Different ways to change directory

Changing the working drive

Under Linux, the concept of a “drive” is hidden. In Linux and other Unix systems, you “mount” a drive to a directory path, such as /backup, or the system does it for you automatically, such as /var/run/media/user/flashdrive. But DOS is a much simpler system. With DOS, you must change the working drive by yourself.

Remember that DOS assigns the first partition on the first hard drive as the C: drive, and so on for other drive letters. On modern systems, people rarely divide a hard drive with multiple DOS partitions; they simply use the whole disk—or as much of it as they can assign to DOS. Today, C: is usually the first hard drive, and D: is usually another hard drive or the CD-ROM drive. Other network drives can be mapped to other letters, such as E: or Z: or however you want to organize them.

Changing drives is easy under DOS. Just type the drive letter followed by a colon (:) on the command line, and DOS will change to that working drive. For example, on my QEMU system, I set my D: drive to a shared directory in my Linux home directory, where I keep installers for various DOS applications and games I want to test.

Changing to the D: drive

Be careful that you don’t try to change to a drive that doesn’t exist. DOS may set the working drive, but if you try to do anything there you’ll get the somewhat infamous “Abort, Retry, Fail” DOS error message.

Abort, Retry, Fail on a drive that doesn't exist

Other things to try

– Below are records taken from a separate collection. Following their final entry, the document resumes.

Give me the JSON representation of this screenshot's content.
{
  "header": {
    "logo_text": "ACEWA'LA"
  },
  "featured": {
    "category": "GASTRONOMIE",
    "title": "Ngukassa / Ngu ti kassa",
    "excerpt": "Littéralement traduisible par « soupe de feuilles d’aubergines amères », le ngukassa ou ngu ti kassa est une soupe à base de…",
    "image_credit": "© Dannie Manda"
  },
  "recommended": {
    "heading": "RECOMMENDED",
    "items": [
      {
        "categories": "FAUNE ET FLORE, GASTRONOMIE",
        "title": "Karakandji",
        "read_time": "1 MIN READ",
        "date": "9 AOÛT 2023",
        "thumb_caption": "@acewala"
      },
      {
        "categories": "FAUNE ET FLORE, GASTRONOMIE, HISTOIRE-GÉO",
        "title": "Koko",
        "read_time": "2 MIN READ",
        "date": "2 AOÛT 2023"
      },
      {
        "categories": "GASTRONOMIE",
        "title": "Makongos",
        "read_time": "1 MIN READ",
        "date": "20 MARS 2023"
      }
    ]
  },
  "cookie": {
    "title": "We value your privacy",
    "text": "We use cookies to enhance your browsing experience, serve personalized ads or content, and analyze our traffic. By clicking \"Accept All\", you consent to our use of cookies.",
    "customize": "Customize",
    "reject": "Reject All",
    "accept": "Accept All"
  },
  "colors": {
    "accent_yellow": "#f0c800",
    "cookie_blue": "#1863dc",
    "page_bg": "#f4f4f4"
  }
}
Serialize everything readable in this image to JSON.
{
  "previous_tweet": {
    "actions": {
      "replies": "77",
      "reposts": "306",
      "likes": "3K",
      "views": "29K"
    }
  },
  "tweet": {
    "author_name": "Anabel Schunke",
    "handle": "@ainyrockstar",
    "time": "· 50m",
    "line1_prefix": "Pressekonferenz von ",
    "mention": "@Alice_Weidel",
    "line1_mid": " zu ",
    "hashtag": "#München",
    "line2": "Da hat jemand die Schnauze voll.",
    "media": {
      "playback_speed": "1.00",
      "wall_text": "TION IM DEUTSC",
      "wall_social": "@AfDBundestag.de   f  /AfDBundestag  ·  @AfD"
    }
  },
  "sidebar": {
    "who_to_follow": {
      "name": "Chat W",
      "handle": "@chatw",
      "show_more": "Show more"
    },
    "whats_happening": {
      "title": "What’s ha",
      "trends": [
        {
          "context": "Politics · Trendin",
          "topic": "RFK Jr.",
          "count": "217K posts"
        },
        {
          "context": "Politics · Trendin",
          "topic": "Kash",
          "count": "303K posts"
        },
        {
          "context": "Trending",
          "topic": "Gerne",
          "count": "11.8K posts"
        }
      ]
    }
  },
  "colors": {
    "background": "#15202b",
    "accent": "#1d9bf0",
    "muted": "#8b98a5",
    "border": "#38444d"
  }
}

With the CD and DIR commands, you have the basics of DOS navigation. These commands allow you to find your way around DOS directories and see what other subdirectories and files exist. Once you are comfortable with basic navigation, you might also try these other basic DOS commands:

  • MKDIR or MD to create new directories
  • RMDIR or RD to remove directories
  • TREE to view a list of directories and subdirectories in a tree-like format
  • TYPE and MORE to display file contents
  • RENAME or REN to rename files
  • DEL or ERASE to delete files
  • EDIT to edit files
  • CLS to clear the screen

If those aren’t enough, you can find a list of all DOS commands on the FreeDOS wiki.

In FreeDOS, you can use the /? parameter to get brief instructions to use each command. For example, EDIT /? will show you the usage and options for the editor. Or you can type HELP to use an interactive help system.

Like any DOS, FreeDOS is meant to be a simple operating system. The DOS filesystem is pretty simple to navigate with only a few basic commands. So fire up a QEMU session, install FreeDOS, and experiment with the DOS command line. Maybe now it won’t seem so scary.


每天推荐一个 GitHub 优质开源项目和一篇精选英文科技或编程文章原文,欢迎关注开源日报。交流QQ群:202790710;电报群 https://t.me/OpeningSourceOrg